The actual process of getting dressed may more difficult for some than actually choosing their outfits. One way to work around this roadblock is by organizing the process. Consider laying out their clothing choices in the order they should be worn. This will help them to remember the steps correctly and reduce anxiety and frustration. If they require a bit more hands-on care, consider handing them their clothes one item at a time. Instead of saying, “get dressed”, give a simple but direct instruction such as “put your legs in the trousers” to help them along.
It is normal for those suffering from dementia to prefer layers of clothing. Always allow them to wear what they like so long as they don’t run the risk of getting overheated. It is also important to always be flexible. Often a person with dementia will want to wear the same thing every day, instead of berating their choices, provide several of the same items to maintain proper hygiene.
Make Grooming A Priority
Many people suffering from Alzheimer’s disease and dementia often forget how to complete basic grooming practices. Combing their hair, shaving, clipping their nails, and even brushing their teeth are tasks often left undone without supervision. It is important to help them retain these skills and routines for their health. If they are used to getting professional hair care services, consider maintaining their appointments. If it is too difficult for them to go out in public, then hire a barber or beautician to come to their home instead.
It is a good idea to continue using their preferred brands and toiletries to encourage the continuation of their regular grooming habits. If they have trouble remembering how to complete their grooming, have them follow your movements as you groom yourself. This will give them a visual cue that will help them remember how and what to do without increasing their frustration.
It is important to reduce the chance of accidents occurring with people who suffer from cognitive conditions.
One of the easiest ways to do so is to make sure their clothing is free from loose strings and buttons. Lost strings on the hem of a pant or skirt can easily cause a person to trip and fall. Loose strings can also get caught on doors or handles and cause a person to lose their balance more easily. While loose buttons may not be inherently dangerous, it is easy for them to fall into a person’s food or drink and become a choking hazard.

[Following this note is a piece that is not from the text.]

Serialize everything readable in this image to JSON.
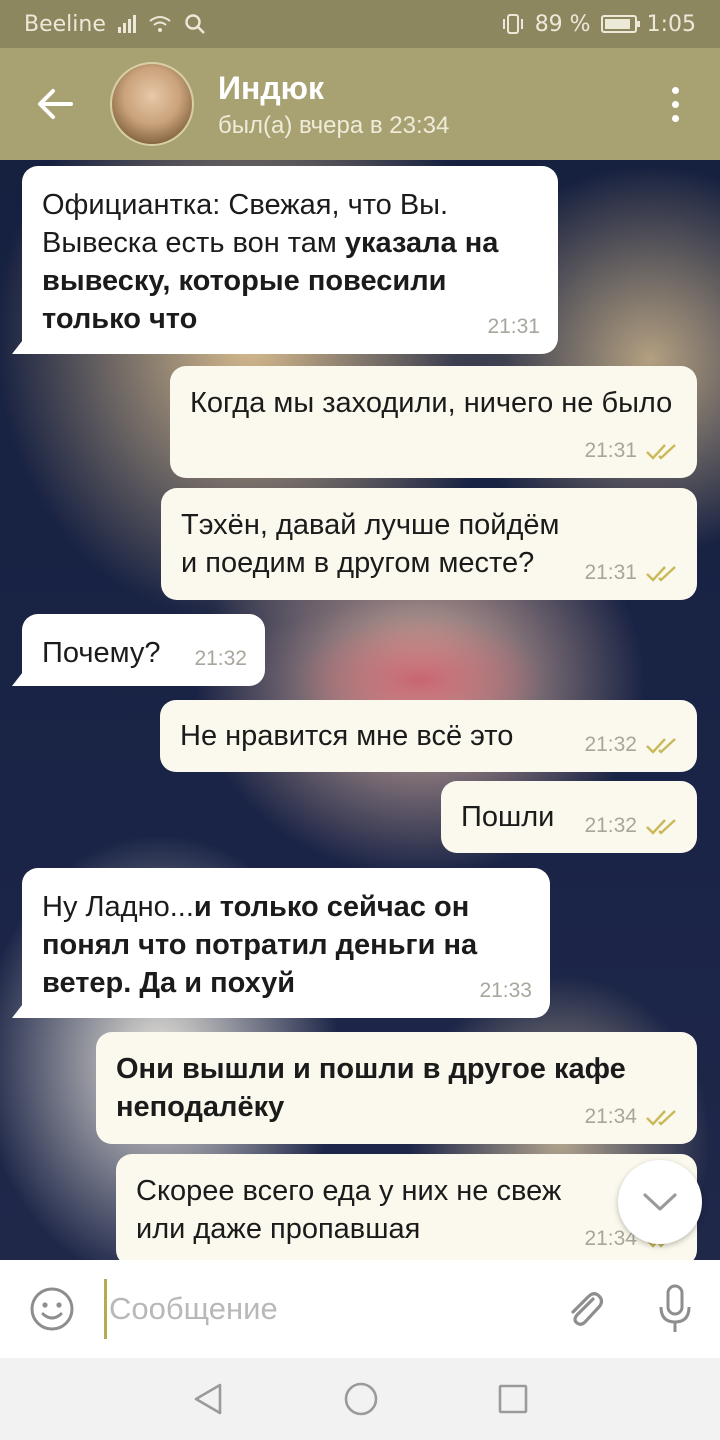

Make a point of buying clothing that fits properly. Too tight Clothing will be uncomfortable and can increase anxiety and agitation in dementia patients. Clothing that is overly loose will be hard to wear and can easily cause accidents. Loose, comfortable clothing will give them the freedom of movement they need while also allowing them to maintain a stylish appearance.